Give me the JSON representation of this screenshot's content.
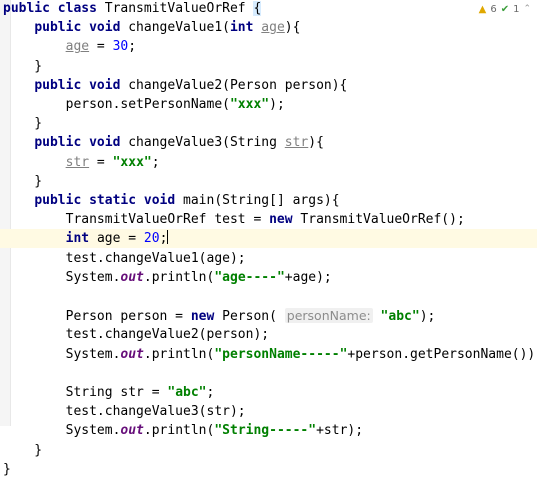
{
  "inspections": {
    "warnings": "6",
    "weak_warnings": "1"
  },
  "lines": [
    {
      "id": "l1",
      "tokens": [
        [
          "kw",
          "public class "
        ],
        [
          "plain",
          "TransmitValueOrRef "
        ],
        [
          "brace",
          "{"
        ]
      ]
    },
    {
      "id": "l2",
      "tokens": [
        [
          "plain",
          "    "
        ],
        [
          "kw",
          "public void "
        ],
        [
          "plain",
          "changeValue1("
        ],
        [
          "kw",
          "int "
        ],
        [
          "unused",
          "age"
        ],
        [
          "plain",
          "){"
        ]
      ]
    },
    {
      "id": "l3",
      "tokens": [
        [
          "plain",
          "        "
        ],
        [
          "unused",
          "age"
        ],
        [
          "plain",
          " = "
        ],
        [
          "num",
          "30"
        ],
        [
          "plain",
          ";"
        ]
      ]
    },
    {
      "id": "l4",
      "tokens": [
        [
          "plain",
          "    }"
        ]
      ]
    },
    {
      "id": "l5",
      "tokens": [
        [
          "plain",
          "    "
        ],
        [
          "kw",
          "public void "
        ],
        [
          "plain",
          "changeValue2(Person person){"
        ]
      ]
    },
    {
      "id": "l6",
      "tokens": [
        [
          "plain",
          "        person.setPersonName("
        ],
        [
          "str",
          "\"xxx\""
        ],
        [
          "plain",
          ");"
        ]
      ]
    },
    {
      "id": "l7",
      "tokens": [
        [
          "plain",
          "    }"
        ]
      ]
    },
    {
      "id": "l8",
      "tokens": [
        [
          "plain",
          "    "
        ],
        [
          "kw",
          "public void "
        ],
        [
          "plain",
          "changeValue3(String "
        ],
        [
          "unused",
          "str"
        ],
        [
          "plain",
          "){"
        ]
      ]
    },
    {
      "id": "l9",
      "tokens": [
        [
          "plain",
          "        "
        ],
        [
          "unused",
          "str"
        ],
        [
          "plain",
          " = "
        ],
        [
          "str",
          "\"xxx\""
        ],
        [
          "plain",
          ";"
        ]
      ]
    },
    {
      "id": "l10",
      "tokens": [
        [
          "plain",
          "    }"
        ]
      ]
    },
    {
      "id": "l11",
      "tokens": [
        [
          "plain",
          "    "
        ],
        [
          "kw",
          "public static void "
        ],
        [
          "plain",
          "main(String[] args){"
        ]
      ]
    },
    {
      "id": "l12",
      "tokens": [
        [
          "plain",
          "        TransmitValueOrRef test = "
        ],
        [
          "kw",
          "new "
        ],
        [
          "plain",
          "TransmitValueOrRef();"
        ]
      ]
    },
    {
      "id": "l13",
      "current": true,
      "tokens": [
        [
          "plain",
          "        "
        ],
        [
          "kw",
          "int "
        ],
        [
          "plain",
          "age = "
        ],
        [
          "num",
          "20"
        ],
        [
          "plain",
          ";"
        ],
        [
          "caret",
          ""
        ]
      ]
    },
    {
      "id": "l14",
      "tokens": [
        [
          "plain",
          "        test.changeValue1(age);"
        ]
      ]
    },
    {
      "id": "l15",
      "tokens": [
        [
          "plain",
          "        System."
        ],
        [
          "ital",
          "out"
        ],
        [
          "plain",
          ".println("
        ],
        [
          "str",
          "\"age----\""
        ],
        [
          "plain",
          "+age);"
        ]
      ]
    },
    {
      "id": "l16",
      "tokens": []
    },
    {
      "id": "l17",
      "tokens": [
        [
          "plain",
          "        Person person = "
        ],
        [
          "kw",
          "new "
        ],
        [
          "plain",
          "Person( "
        ],
        [
          "hint",
          "personName:"
        ],
        [
          "plain",
          " "
        ],
        [
          "str",
          "\"abc\""
        ],
        [
          "plain",
          ");"
        ]
      ]
    },
    {
      "id": "l18",
      "tokens": [
        [
          "plain",
          "        test.changeValue2(person);"
        ]
      ]
    },
    {
      "id": "l19",
      "tokens": [
        [
          "plain",
          "        System."
        ],
        [
          "ital",
          "out"
        ],
        [
          "plain",
          ".println("
        ],
        [
          "str",
          "\"personName-----\""
        ],
        [
          "plain",
          "+person.getPersonName());"
        ]
      ]
    },
    {
      "id": "l20",
      "tokens": []
    },
    {
      "id": "l21",
      "tokens": [
        [
          "plain",
          "        String str = "
        ],
        [
          "str",
          "\"abc\""
        ],
        [
          "plain",
          ";"
        ]
      ]
    },
    {
      "id": "l22",
      "tokens": [
        [
          "plain",
          "        test.changeValue3(str);"
        ]
      ]
    },
    {
      "id": "l23",
      "tokens": [
        [
          "plain",
          "        System."
        ],
        [
          "ital",
          "out"
        ],
        [
          "plain",
          ".println("
        ],
        [
          "str",
          "\"String-----\""
        ],
        [
          "plain",
          "+str);"
        ]
      ]
    },
    {
      "id": "l24",
      "tokens": [
        [
          "plain",
          "    }"
        ]
      ]
    },
    {
      "id": "l25",
      "tokens": [
        [
          "plain",
          "}"
        ]
      ]
    }
  ]
}
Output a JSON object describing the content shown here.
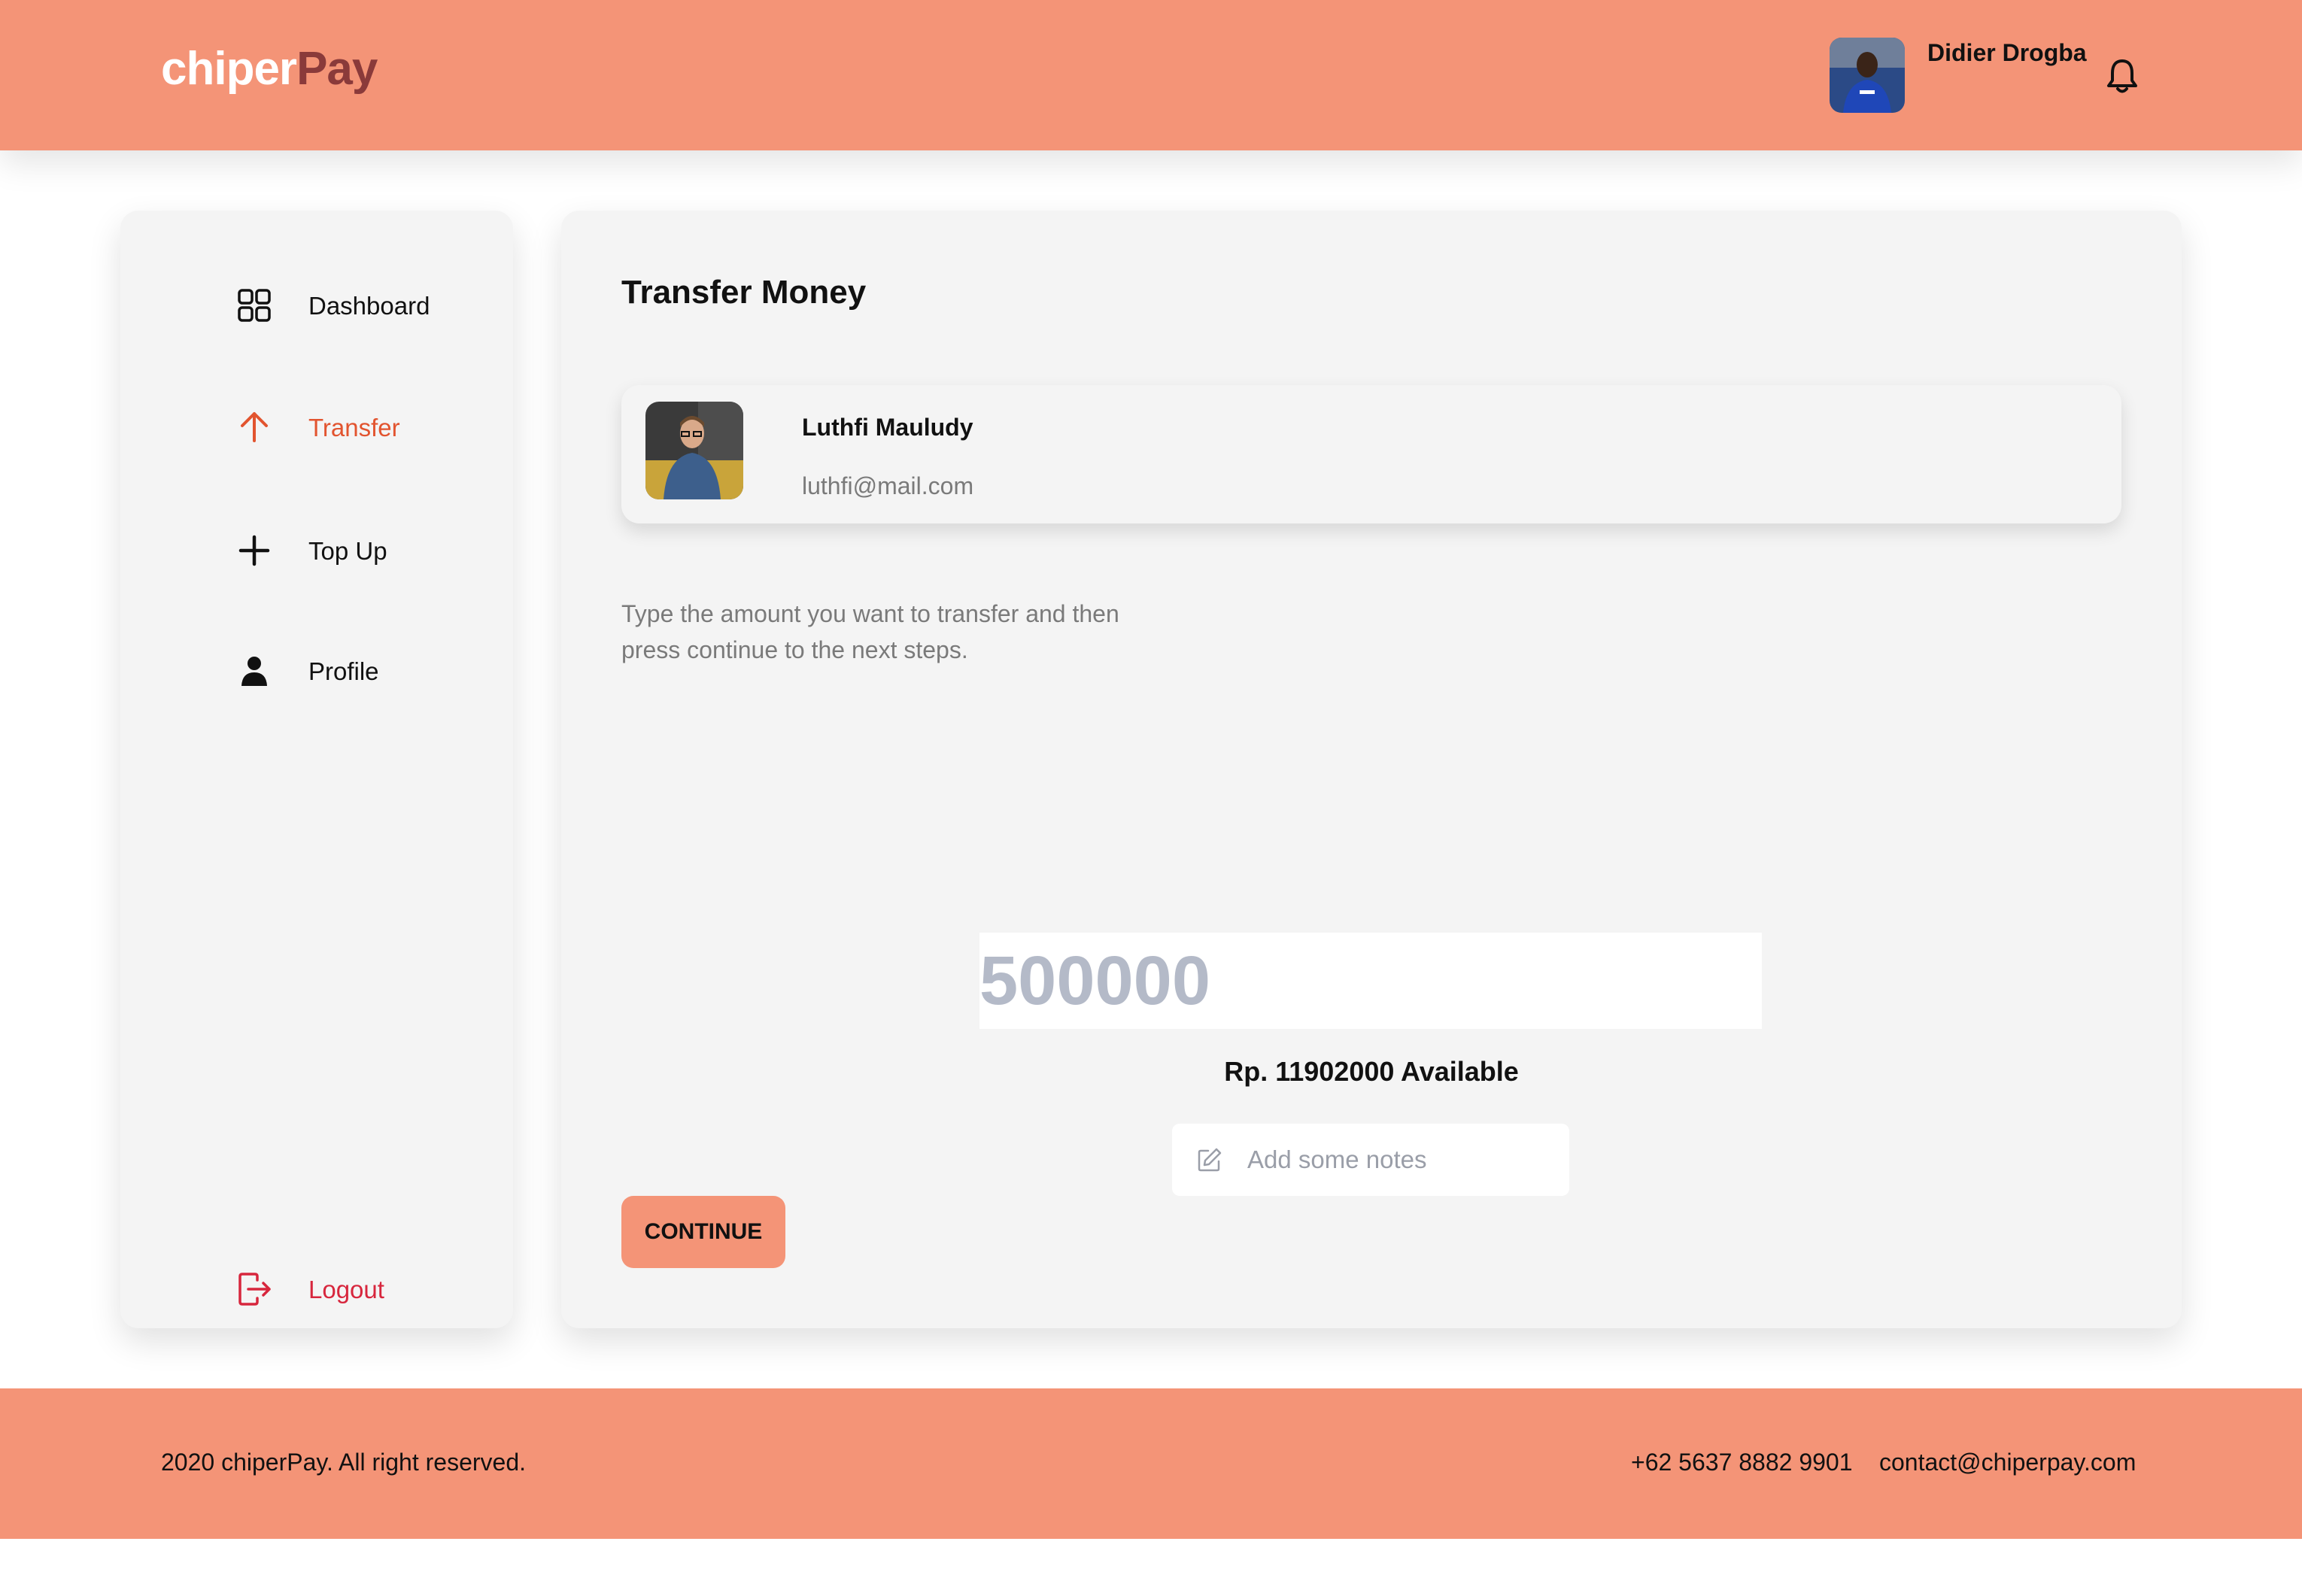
{
  "header": {
    "logo_part1": "chiper",
    "logo_part2": "Pay",
    "user_name": "Didier Drogba",
    "notification_icon": "bell-icon"
  },
  "sidebar": {
    "items": [
      {
        "label": "Dashboard",
        "icon": "grid-icon",
        "active": false
      },
      {
        "label": "Transfer",
        "icon": "arrow-up-icon",
        "active": true
      },
      {
        "label": "Top Up",
        "icon": "plus-icon",
        "active": false
      },
      {
        "label": "Profile",
        "icon": "user-icon",
        "active": false
      }
    ],
    "logout": {
      "label": "Logout",
      "icon": "logout-icon"
    }
  },
  "main": {
    "title": "Transfer Money",
    "recipient": {
      "name": "Luthfi Mauludy",
      "email": "luthfi@mail.com"
    },
    "instructions": "Type the amount you want to transfer and then press continue to the next steps.",
    "amount_placeholder": "500000",
    "balance_text": "Rp. 11902000 Available",
    "notes_placeholder": "Add some notes",
    "continue_label": "CONTINUE"
  },
  "footer": {
    "copyright": "2020 chiperPay. All right reserved.",
    "phone": "+62 5637 8882 9901",
    "email": "contact@chiperpay.com"
  },
  "colors": {
    "brand": "#f49477",
    "accent_active": "#e2542f",
    "logout": "#d7263d",
    "card_bg": "#f4f4f4"
  }
}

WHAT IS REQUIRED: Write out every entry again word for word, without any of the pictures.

TASK RESPONSE:
Give me the JSON representation of this screenshot's content.
{
  "inspections": {
    "warnings": "6",
    "weak_warnings": "1"
  },
  "lines": [
    {
      "id": "l1",
      "tokens": [
        [
          "kw",
          "public class "
        ],
        [
          "plain",
          "TransmitValueOrRef "
        ],
        [
          "brace",
          "{"
        ]
      ]
    },
    {
      "id": "l2",
      "tokens": [
        [
          "plain",
          "    "
        ],
        [
          "kw",
          "public void "
        ],
        [
          "plain",
          "changeValue1("
        ],
        [
          "kw",
          "int "
        ],
        [
          "unused",
          "age"
        ],
        [
          "plain",
          "){"
        ]
      ]
    },
    {
      "id": "l3",
      "tokens": [
        [
          "plain",
          "        "
        ],
        [
          "unused",
          "age"
        ],
        [
          "plain",
          " = "
        ],
        [
          "num",
          "30"
        ],
        [
          "plain",
          ";"
        ]
      ]
    },
    {
      "id": "l4",
      "tokens": [
        [
          "plain",
          "    }"
        ]
      ]
    },
    {
      "id": "l5",
      "tokens": [
        [
          "plain",
          "    "
        ],
        [
          "kw",
          "public void "
        ],
        [
          "plain",
          "changeValue2(Person person){"
        ]
      ]
    },
    {
      "id": "l6",
      "tokens": [
        [
          "plain",
          "        person.setPersonName("
        ],
        [
          "str",
          "\"xxx\""
        ],
        [
          "plain",
          ");"
        ]
      ]
    },
    {
      "id": "l7",
      "tokens": [
        [
          "plain",
          "    }"
        ]
      ]
    },
    {
      "id": "l8",
      "tokens": [
        [
          "plain",
          "    "
        ],
        [
          "kw",
          "public void "
        ],
        [
          "plain",
          "changeValue3(String "
        ],
        [
          "unused",
          "str"
        ],
        [
          "plain",
          "){"
        ]
      ]
    },
    {
      "id": "l9",
      "tokens": [
        [
          "plain",
          "        "
        ],
        [
          "unused",
          "str"
        ],
        [
          "plain",
          " = "
        ],
        [
          "str",
          "\"xxx\""
        ],
        [
          "plain",
          ";"
        ]
      ]
    },
    {
      "id": "l10",
      "tokens": [
        [
          "plain",
          "    }"
        ]
      ]
    },
    {
      "id": "l11",
      "tokens": [
        [
          "plain",
          "    "
        ],
        [
          "kw",
          "public static void "
        ],
        [
          "plain",
          "main(String[] args){"
        ]
      ]
    },
    {
      "id": "l12",
      "tokens": [
        [
          "plain",
          "        TransmitValueOrRef test = "
        ],
        [
          "kw",
          "new "
        ],
        [
          "plain",
          "TransmitValueOrRef();"
        ]
      ]
    },
    {
      "id": "l13",
      "current": true,
      "tokens": [
        [
          "plain",
          "        "
        ],
        [
          "kw",
          "int "
        ],
        [
          "plain",
          "age = "
        ],
        [
          "num",
          "20"
        ],
        [
          "plain",
          ";"
        ],
        [
          "caret",
          ""
        ]
      ]
    },
    {
      "id": "l14",
      "tokens": [
        [
          "plain",
          "        test.changeValue1(age);"
        ]
      ]
    },
    {
      "id": "l15",
      "tokens": [
        [
          "plain",
          "        System."
        ],
        [
          "ital",
          "out"
        ],
        [
          "plain",
          ".println("
        ],
        [
          "str",
          "\"age----\""
        ],
        [
          "plain",
          "+age);"
        ]
      ]
    },
    {
      "id": "l16",
      "tokens": []
    },
    {
      "id": "l17",
      "tokens": [
        [
          "plain",
          "        Person person = "
        ],
        [
          "kw",
          "new "
        ],
        [
          "plain",
          "Person( "
        ],
        [
          "hint",
          "personName:"
        ],
        [
          "plain",
          " "
        ],
        [
          "str",
          "\"abc\""
        ],
        [
          "plain",
          ");"
        ]
      ]
    },
    {
      "id": "l18",
      "tokens": [
        [
          "plain",
          "        test.changeValue2(person);"
        ]
      ]
    },
    {
      "id": "l19",
      "tokens": [
        [
          "plain",
          "        System."
        ],
        [
          "ital",
          "out"
        ],
        [
          "plain",
          ".println("
        ],
        [
          "str",
          "\"personName-----\""
        ],
        [
          "plain",
          "+person.getPersonName());"
        ]
      ]
    },
    {
      "id": "l20",
      "tokens": []
    },
    {
      "id": "l21",
      "tokens": [
        [
          "plain",
          "        String str = "
        ],
        [
          "str",
          "\"abc\""
        ],
        [
          "plain",
          ";"
        ]
      ]
    },
    {
      "id": "l22",
      "tokens": [
        [
          "plain",
          "        test.changeValue3(str);"
        ]
      ]
    },
    {
      "id": "l23",
      "tokens": [
        [
          "plain",
          "        System."
        ],
        [
          "ital",
          "out"
        ],
        [
          "plain",
          ".println("
        ],
        [
          "str",
          "\"String-----\""
        ],
        [
          "plain",
          "+str);"
        ]
      ]
    },
    {
      "id": "l24",
      "tokens": [
        [
          "plain",
          "    }"
        ]
      ]
    },
    {
      "id": "l25",
      "tokens": [
        [
          "plain",
          "}"
        ]
      ]
    }
  ]
}
Output a JSON object describing the content shown here.
{
  "header": {
    "logo_part1": "chiper",
    "logo_part2": "Pay",
    "user_name": "Didier Drogba",
    "notification_icon": "bell-icon"
  },
  "sidebar": {
    "items": [
      {
        "label": "Dashboard",
        "icon": "grid-icon",
        "active": false
      },
      {
        "label": "Transfer",
        "icon": "arrow-up-icon",
        "active": true
      },
      {
        "label": "Top Up",
        "icon": "plus-icon",
        "active": false
      },
      {
        "label": "Profile",
        "icon": "user-icon",
        "active": false
      }
    ],
    "logout": {
      "label": "Logout",
      "icon": "logout-icon"
    }
  },
  "main": {
    "title": "Transfer Money",
    "recipient": {
      "name": "Luthfi Mauludy",
      "email": "luthfi@mail.com"
    },
    "instructions": "Type the amount you want to transfer and then press continue to the next steps.",
    "amount_placeholder": "500000",
    "balance_text": "Rp. 11902000 Available",
    "notes_placeholder": "Add some notes",
    "continue_label": "CONTINUE"
  },
  "footer": {
    "copyright": "2020 chiperPay. All right reserved.",
    "phone": "+62 5637 8882 9901",
    "email": "contact@chiperpay.com"
  },
  "colors": {
    "brand": "#f49477",
    "accent_active": "#e2542f",
    "logout": "#d7263d",
    "card_bg": "#f4f4f4"
  }
}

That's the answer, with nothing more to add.